Background: We retrospectively analyzed the endoscopic ultrasonographic characteristics of intraductal papillary tumors of the pancreas and identified signs indicative of malignant tumors.
Methods: Twenty-eight patients with intraductal tumors and 38 with other pancreatic cystic lesions underwent endoscopic ultrasonography, conventional ultrasonography, and endoscopic retrograde cholangiopancreatography (ERCP).
Results: Intraductal tumors were classified into three subtypes, and endoscopic ultrasonographic characteristics were assessed. In main duct type tumors, the main pancreatic duct showed a segmental or diffuse moderate-to-marked dilatation, often associated with intraductal nodules. Pancreatic parenchymal atrophy was frequently recognized. Branch duct type tumors consisted of multiple 5 to 20 mm cysts with the appearance of a cluster of grapes. The main duct was mildly dilated or nondilated. Combined type tumors had features of both main duct and branch duct types. Endoscopic ultrasonography (92%) differentiated pancreatic cystic lesions more precisely than ultrasonography (82%) and ERCP (89%). Main duct or combined type tumors, large tumors (> or = 30 mm for branch duct type), marked dilatation of the main pancreatic duct (> or = 10 mm for other types), and mural nodules suggested malignancy. Endoscopic ultrasonography demonstrated these signs more accurately than ultrasonography or ERCP.

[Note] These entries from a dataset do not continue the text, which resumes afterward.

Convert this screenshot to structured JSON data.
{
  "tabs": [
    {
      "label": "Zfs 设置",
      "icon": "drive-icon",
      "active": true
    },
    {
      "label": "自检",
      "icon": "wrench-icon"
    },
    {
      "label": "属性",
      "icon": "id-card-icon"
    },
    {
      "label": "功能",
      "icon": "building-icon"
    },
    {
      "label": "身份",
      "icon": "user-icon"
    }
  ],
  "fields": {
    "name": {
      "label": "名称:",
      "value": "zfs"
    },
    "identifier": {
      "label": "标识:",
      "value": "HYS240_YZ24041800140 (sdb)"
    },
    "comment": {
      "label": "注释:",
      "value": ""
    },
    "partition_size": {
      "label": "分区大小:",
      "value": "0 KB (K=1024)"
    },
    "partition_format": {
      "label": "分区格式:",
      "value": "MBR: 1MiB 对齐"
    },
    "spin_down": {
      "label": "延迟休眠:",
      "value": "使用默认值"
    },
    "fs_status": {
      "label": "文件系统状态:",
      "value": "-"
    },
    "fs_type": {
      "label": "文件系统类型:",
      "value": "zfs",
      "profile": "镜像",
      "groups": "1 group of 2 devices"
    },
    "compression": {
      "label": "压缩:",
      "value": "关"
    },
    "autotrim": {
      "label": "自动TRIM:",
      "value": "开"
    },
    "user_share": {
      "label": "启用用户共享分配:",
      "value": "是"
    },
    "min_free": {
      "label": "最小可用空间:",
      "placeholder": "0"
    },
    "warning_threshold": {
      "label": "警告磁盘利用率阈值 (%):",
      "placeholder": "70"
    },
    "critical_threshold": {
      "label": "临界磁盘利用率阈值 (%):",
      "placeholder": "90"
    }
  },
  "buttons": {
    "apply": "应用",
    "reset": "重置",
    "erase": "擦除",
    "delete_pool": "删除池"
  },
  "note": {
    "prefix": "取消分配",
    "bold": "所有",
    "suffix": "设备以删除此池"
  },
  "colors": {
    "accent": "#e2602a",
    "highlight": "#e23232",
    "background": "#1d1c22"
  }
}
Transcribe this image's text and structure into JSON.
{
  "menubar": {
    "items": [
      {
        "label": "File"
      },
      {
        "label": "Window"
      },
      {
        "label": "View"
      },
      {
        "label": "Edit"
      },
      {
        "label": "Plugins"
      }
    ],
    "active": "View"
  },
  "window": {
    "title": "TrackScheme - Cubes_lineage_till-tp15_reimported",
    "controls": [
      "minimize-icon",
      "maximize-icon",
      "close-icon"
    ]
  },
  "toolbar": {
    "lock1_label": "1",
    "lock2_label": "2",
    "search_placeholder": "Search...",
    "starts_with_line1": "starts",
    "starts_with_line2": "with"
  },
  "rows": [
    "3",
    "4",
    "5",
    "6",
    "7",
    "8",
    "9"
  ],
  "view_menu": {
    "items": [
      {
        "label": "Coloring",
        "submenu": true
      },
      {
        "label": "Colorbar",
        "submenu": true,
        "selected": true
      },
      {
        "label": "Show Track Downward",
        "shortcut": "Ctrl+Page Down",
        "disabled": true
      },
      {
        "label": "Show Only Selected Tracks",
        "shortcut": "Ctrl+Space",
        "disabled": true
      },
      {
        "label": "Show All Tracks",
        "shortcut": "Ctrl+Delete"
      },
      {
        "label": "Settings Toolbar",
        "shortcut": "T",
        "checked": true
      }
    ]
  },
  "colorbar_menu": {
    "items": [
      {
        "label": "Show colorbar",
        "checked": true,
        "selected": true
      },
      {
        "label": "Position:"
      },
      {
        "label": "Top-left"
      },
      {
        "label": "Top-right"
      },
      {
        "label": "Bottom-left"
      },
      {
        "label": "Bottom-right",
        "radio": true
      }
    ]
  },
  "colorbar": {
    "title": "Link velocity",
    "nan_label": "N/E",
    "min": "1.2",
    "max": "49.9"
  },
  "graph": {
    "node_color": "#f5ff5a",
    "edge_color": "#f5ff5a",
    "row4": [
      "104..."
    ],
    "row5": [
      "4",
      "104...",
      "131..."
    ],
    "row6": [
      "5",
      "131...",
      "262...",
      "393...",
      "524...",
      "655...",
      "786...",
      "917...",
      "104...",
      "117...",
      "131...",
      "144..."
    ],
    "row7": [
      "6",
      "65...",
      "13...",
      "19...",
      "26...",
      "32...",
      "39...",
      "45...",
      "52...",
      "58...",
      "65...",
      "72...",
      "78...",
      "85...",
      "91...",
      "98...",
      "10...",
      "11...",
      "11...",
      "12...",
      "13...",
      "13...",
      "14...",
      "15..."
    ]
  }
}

Conclusion: Endoscopic ultrasonography is useful for diagnosing intraductal papillary tumors, particularly for predicting malignancy.